I’m guessing because the mecha were all CGI animated in the TV series the designers could get away with more stylized camouflage designs. That translates to having to do a lot more masking though. In any case, I first used 1.5mm and vinyl masking tape to trace the curves, then the usual masking tape to backfill the rest.
The darker shade of gray using Model Air Aggressor Gray was then sprayed on.
The colors were added in thin coats so the black base shows through. The result is a patchy look that I think looks good for an operational machine.
The masking tape are then removed and checked for any spot fixing required. Luckily there was only a few this time. Once that’s done, it was time for decals. I begin with a gloss coat.
While waiting for the gloss coat to cure, I assembled the thrusters. For some unknown reason the various components were snapfitted together. These will be installed during final assembly.
Finishing this kit is next!
Over the last few days I’ve been helping my friend with a commercial project using 1/87 scale figures. Due to its commercial nature, I can’t show the final figures and pictures.
I can however, show this one figure I modified from a mountain climber into a guy in a bathrobe. It’s a rejected figure that I spent the most effort on. Oh well. 😀 Anyway, the idea was a man in a bathrobe stepping onto a weighing scale.

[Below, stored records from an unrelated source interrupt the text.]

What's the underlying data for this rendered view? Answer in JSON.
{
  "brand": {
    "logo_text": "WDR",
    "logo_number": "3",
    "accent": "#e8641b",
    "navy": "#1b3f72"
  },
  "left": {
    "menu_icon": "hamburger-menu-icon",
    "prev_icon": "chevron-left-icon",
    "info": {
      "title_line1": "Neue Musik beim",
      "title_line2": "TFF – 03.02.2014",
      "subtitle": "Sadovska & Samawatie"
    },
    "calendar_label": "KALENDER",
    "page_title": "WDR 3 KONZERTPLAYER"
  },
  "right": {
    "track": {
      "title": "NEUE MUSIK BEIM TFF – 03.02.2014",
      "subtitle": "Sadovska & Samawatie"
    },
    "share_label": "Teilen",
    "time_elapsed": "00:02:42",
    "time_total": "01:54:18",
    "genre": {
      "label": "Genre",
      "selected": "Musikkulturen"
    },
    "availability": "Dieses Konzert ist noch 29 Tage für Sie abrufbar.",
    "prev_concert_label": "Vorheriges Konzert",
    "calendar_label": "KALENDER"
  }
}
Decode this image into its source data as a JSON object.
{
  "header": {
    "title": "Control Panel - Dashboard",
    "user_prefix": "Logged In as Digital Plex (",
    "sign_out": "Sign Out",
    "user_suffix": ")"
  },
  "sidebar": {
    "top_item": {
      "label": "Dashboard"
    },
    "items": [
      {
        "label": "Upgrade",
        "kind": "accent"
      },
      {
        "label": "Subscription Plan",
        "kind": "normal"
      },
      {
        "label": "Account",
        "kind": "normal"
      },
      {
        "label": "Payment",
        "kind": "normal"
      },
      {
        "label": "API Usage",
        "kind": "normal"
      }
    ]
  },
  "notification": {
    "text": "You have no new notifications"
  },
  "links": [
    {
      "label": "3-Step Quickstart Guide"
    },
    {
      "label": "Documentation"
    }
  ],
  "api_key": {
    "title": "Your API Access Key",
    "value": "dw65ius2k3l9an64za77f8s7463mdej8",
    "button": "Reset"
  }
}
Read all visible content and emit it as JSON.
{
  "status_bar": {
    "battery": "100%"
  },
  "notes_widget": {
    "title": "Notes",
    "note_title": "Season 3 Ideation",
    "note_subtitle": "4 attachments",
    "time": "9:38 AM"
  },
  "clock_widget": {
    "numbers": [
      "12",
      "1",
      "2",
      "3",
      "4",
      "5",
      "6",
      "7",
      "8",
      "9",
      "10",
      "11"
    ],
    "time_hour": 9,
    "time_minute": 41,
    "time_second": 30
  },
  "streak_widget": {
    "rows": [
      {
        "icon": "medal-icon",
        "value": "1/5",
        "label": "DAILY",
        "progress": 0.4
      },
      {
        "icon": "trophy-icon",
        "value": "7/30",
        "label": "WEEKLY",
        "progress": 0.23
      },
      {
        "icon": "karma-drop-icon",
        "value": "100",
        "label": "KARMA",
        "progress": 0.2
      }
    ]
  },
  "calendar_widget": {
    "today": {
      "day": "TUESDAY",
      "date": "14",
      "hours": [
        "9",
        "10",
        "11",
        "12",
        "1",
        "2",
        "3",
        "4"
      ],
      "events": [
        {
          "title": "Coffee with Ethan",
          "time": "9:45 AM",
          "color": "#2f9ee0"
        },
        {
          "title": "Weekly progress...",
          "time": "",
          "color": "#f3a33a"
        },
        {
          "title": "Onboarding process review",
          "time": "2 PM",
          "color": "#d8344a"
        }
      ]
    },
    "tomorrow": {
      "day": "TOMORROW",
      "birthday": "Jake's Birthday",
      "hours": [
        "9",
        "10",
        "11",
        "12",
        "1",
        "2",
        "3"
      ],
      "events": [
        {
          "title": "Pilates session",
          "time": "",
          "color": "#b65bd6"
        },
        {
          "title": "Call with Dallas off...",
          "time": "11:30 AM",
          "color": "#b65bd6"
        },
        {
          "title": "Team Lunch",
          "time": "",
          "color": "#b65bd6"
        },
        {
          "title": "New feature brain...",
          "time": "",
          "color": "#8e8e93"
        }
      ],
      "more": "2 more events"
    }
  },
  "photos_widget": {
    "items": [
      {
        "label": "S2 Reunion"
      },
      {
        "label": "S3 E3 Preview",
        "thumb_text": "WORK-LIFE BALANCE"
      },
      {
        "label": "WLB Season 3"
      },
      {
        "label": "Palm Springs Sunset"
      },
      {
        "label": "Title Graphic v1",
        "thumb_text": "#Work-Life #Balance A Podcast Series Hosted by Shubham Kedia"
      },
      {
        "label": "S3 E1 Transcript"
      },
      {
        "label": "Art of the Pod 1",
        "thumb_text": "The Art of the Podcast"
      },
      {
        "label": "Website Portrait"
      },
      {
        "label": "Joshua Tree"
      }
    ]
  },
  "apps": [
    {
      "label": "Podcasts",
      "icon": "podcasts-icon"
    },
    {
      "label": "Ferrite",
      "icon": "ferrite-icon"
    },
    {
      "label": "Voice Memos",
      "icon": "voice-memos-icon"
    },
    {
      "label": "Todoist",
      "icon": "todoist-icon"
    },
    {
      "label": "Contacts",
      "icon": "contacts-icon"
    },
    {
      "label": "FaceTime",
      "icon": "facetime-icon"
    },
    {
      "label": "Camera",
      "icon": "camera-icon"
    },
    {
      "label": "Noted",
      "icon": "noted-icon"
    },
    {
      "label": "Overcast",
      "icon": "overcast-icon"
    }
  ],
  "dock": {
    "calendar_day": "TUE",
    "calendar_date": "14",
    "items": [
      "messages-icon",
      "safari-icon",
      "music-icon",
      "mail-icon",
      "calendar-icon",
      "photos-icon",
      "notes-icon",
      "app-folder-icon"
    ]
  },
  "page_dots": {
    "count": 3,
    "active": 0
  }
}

I trimmed the jacket and leggings, added parts of the robe with epoxy putty, chopped and swapped in a bare head and added painted on slippers. Then the whole figure was repainted. In the end though, a different figure concept was used.
And lastly, some non-spoilery behind-the-scenes photos I took…